-- Task description --
Write out each line from the data below that includes the word "text".

[Records drawn from a dataset]
☆ ☆ ☆ ☆ ☆
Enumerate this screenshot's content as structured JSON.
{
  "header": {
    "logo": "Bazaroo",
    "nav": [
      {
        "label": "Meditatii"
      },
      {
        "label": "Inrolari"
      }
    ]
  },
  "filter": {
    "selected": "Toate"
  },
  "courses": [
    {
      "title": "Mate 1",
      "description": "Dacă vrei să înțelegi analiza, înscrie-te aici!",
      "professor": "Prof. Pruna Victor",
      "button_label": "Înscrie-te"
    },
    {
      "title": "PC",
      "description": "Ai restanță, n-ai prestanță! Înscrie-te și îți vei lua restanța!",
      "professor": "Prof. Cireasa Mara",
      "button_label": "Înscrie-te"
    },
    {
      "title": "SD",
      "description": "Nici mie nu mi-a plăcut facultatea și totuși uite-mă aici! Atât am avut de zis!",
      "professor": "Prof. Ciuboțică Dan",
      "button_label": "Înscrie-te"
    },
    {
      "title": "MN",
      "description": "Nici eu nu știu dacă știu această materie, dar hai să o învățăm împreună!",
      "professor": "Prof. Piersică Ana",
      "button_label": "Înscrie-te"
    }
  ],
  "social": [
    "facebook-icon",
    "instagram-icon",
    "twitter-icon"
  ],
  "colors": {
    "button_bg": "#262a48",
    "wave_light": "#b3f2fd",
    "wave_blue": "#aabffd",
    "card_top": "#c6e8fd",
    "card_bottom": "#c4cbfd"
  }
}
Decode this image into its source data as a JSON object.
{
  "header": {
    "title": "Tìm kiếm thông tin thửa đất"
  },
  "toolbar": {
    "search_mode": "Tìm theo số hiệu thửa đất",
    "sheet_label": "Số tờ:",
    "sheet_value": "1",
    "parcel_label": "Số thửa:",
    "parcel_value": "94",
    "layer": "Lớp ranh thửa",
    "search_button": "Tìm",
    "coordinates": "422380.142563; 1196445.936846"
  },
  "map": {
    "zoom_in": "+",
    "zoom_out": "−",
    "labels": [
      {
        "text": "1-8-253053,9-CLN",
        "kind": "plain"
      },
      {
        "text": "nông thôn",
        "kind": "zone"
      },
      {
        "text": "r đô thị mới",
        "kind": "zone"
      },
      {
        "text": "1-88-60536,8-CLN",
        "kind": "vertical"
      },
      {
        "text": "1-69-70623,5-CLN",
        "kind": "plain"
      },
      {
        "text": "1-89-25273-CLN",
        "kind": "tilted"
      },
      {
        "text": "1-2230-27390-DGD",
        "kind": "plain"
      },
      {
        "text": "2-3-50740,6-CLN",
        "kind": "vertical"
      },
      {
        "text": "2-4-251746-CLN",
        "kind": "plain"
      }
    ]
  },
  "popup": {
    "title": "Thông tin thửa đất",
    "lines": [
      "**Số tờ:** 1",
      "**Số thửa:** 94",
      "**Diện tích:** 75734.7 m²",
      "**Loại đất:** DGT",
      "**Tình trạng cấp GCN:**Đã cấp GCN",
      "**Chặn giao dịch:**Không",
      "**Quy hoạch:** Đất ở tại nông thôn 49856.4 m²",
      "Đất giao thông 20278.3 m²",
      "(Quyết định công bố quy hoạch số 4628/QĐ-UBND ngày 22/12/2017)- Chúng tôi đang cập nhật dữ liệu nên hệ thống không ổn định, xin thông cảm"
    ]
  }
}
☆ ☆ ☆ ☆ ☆
-- Response below --
        "text": "1-8-253053,9-CLN",
        "text": "nông thôn",
        "text": "r đô thị mới",
        "text": "1-88-60536,8-CLN",
        "text": "1-69-70623,5-CLN",
        "text": "1-89-25273-CLN",
        "text": "1-2230-27390-DGD",
        "text": "2-3-50740,6-CLN",
        "text": "2-4-251746-CLN",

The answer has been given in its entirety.